Component data from apps and pages:
* * * * * * * * *

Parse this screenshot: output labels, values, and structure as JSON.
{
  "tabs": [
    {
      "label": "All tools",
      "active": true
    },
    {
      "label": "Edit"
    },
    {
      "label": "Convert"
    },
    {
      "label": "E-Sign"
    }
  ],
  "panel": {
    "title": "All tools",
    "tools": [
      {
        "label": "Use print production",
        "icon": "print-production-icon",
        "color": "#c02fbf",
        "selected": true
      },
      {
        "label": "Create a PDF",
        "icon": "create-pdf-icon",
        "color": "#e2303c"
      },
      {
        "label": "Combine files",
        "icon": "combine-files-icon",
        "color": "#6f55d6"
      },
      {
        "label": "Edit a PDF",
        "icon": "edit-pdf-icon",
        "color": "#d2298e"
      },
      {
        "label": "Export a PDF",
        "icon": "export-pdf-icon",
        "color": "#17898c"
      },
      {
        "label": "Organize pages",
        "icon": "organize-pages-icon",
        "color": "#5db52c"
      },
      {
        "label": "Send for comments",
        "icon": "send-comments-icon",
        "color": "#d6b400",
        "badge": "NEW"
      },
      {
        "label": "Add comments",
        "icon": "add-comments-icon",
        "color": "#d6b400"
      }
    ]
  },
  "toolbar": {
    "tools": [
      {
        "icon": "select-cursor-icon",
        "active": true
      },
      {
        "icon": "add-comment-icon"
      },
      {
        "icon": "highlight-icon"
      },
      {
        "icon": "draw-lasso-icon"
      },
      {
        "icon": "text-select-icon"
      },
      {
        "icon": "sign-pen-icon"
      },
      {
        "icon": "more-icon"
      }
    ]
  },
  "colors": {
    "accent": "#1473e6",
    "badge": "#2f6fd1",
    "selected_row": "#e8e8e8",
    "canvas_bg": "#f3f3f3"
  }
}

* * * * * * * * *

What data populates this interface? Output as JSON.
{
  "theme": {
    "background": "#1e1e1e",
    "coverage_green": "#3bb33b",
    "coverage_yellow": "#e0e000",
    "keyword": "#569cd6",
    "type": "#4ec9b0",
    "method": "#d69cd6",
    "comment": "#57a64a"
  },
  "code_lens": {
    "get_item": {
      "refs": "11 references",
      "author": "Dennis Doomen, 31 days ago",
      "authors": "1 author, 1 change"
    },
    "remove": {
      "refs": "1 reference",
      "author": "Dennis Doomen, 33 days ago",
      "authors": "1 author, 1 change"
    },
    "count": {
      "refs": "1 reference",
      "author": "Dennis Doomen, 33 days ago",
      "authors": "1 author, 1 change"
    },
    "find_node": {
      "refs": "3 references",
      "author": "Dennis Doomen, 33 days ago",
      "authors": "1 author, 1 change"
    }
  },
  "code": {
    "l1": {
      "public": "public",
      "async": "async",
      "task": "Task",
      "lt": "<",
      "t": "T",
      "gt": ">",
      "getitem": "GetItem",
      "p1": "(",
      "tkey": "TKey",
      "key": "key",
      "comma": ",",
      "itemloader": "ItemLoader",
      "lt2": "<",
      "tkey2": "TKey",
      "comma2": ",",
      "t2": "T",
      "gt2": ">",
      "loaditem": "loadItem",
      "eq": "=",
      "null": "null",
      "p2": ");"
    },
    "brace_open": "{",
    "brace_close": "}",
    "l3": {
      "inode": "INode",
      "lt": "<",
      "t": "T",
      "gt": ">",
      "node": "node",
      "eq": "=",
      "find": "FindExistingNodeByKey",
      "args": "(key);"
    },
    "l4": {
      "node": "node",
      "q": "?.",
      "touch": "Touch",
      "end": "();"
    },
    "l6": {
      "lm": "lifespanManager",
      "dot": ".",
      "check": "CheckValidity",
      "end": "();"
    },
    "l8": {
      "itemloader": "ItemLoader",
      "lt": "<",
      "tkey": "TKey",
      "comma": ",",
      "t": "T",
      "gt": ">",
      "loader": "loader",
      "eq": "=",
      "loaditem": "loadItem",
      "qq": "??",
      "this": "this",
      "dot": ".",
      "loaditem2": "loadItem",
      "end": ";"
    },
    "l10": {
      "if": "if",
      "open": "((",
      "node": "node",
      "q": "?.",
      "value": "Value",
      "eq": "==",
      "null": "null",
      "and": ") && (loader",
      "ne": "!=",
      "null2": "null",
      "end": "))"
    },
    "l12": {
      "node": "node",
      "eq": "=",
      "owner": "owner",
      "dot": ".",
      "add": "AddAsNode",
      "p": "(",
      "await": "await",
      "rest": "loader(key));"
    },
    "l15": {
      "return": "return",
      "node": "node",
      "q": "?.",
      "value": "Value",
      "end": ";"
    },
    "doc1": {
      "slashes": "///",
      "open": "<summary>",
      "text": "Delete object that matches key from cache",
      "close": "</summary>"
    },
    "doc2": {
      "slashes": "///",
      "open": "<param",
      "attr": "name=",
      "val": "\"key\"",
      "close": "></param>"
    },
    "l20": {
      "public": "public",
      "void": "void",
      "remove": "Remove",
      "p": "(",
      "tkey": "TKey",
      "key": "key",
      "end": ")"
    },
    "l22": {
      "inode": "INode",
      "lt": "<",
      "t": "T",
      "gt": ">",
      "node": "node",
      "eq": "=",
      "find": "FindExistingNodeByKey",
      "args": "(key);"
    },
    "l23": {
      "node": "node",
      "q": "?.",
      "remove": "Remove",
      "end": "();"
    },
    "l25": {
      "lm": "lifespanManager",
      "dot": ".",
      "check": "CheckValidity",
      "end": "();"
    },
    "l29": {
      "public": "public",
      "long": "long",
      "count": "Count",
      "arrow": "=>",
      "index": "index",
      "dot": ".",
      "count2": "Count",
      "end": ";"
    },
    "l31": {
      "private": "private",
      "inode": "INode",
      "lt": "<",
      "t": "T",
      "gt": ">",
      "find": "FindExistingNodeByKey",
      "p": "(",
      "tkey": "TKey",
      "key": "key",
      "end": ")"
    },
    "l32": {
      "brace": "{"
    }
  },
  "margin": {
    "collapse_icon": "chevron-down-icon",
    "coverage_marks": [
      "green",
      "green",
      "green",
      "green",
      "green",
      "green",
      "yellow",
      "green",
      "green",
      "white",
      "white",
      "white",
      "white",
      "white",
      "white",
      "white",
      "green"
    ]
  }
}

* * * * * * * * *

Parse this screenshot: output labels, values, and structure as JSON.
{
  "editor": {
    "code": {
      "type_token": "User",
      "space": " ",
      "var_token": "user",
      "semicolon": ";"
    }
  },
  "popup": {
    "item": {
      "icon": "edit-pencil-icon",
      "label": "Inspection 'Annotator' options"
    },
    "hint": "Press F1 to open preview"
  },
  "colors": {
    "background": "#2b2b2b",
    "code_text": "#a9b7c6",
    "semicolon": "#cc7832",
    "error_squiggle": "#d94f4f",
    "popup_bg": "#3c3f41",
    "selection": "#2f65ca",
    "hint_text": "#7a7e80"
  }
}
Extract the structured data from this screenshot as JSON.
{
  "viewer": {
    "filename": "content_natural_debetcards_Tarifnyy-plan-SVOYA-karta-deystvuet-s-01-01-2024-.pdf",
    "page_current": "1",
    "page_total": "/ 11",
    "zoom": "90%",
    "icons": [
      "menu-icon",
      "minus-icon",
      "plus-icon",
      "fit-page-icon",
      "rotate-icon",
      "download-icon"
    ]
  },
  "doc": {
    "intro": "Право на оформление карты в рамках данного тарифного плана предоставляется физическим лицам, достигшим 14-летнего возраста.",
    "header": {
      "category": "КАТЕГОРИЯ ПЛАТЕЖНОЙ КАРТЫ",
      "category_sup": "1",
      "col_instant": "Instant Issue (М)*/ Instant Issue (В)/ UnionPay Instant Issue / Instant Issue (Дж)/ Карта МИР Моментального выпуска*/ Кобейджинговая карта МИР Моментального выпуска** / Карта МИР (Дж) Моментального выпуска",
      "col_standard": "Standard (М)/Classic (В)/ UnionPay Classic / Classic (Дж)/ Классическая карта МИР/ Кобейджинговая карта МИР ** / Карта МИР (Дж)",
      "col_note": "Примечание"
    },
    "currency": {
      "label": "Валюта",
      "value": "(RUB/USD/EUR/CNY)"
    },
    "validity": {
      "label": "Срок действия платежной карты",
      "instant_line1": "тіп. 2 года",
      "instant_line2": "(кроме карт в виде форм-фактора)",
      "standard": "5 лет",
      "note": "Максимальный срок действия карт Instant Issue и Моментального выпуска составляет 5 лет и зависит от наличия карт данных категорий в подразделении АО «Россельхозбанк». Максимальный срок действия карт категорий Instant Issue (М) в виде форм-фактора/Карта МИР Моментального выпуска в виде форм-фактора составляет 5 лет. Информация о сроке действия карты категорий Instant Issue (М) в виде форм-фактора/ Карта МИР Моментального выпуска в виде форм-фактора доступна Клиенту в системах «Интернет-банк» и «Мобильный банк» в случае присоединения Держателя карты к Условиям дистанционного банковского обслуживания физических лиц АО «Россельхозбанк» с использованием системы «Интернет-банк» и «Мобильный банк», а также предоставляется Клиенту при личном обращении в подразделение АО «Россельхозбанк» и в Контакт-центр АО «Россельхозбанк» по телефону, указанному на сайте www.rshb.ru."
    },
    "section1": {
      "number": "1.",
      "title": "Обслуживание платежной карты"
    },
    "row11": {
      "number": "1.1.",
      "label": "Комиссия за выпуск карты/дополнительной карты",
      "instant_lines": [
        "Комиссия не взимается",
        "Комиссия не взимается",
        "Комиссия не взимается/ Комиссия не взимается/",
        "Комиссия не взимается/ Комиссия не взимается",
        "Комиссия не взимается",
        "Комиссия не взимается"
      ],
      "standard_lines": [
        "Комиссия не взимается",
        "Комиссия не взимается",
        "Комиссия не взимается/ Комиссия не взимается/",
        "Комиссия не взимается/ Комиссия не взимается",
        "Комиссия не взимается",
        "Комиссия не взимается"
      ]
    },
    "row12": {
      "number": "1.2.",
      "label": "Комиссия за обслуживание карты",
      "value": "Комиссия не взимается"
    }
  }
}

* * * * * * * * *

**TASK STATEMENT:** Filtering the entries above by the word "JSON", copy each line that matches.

**OUTPUT FOR THIS TASK:**
Parse this screenshot: output labels, values, and structure as JSON.
What data populates this interface? Output as JSON.
Parse this screenshot: output labels, values, and structure as JSON.
Extract the structured data from this screenshot as JSON.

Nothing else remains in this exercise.